Apple has released another fix for Java that also is designed to remove several of the variants of the Flashback Trojan that have been plaguing Mac users for months now. The update, released on Thursday, is the latest in a series of attempts by the company to address the Flashback situation.
The most recent update from Apple is in essence a removal tool that rides along with a Java update, and the company said that the fix also changes the way that OS X handles Java applets.
“This Java security update removes the most common variants of the Flashback malware. This update also configures the Java web plug-in to disable the automatic execution of Java applets. Users may re-enable automatic execution of Java applets using the Java Preferences application. If the Java web plug-in detects that no applets have been run for an extended period of time it will again disable Java applets,” Apple said in its advisory.
The Flashback malware has been exploiting a pair of vulnerabilities in Java for several months now, and in that time hundreds of thousands of Mac users have been infected by the malware. At its height the Flashback botnet comprised more than 600,000 machines and researchers have said that there ae a huge number of Mac users out there who are running older, vulnerable versions of Java, making them potential targets for Flashback.
Apple has come under sharp criticism from security researchers and others, who have questioned the company’s seemingly slow response to the Flashback outbreak and lack of communication on the issue until the past week. The company typically doesn’t comment on security vulnerabilities in its products, and it’s not until things reach a head, as they have with Flashback, that Apple will issue a statement or advisory.

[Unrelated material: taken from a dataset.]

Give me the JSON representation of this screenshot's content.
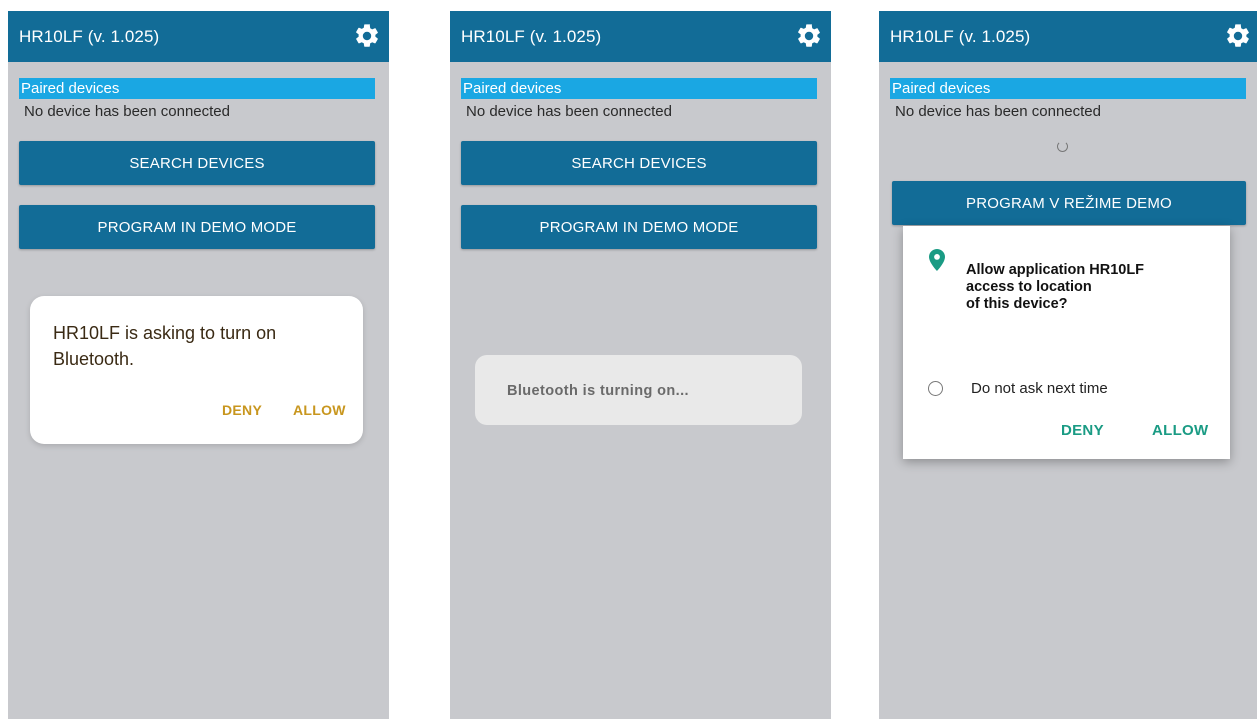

Apple is recommending that all Mac users install the new Java update as soon as possible.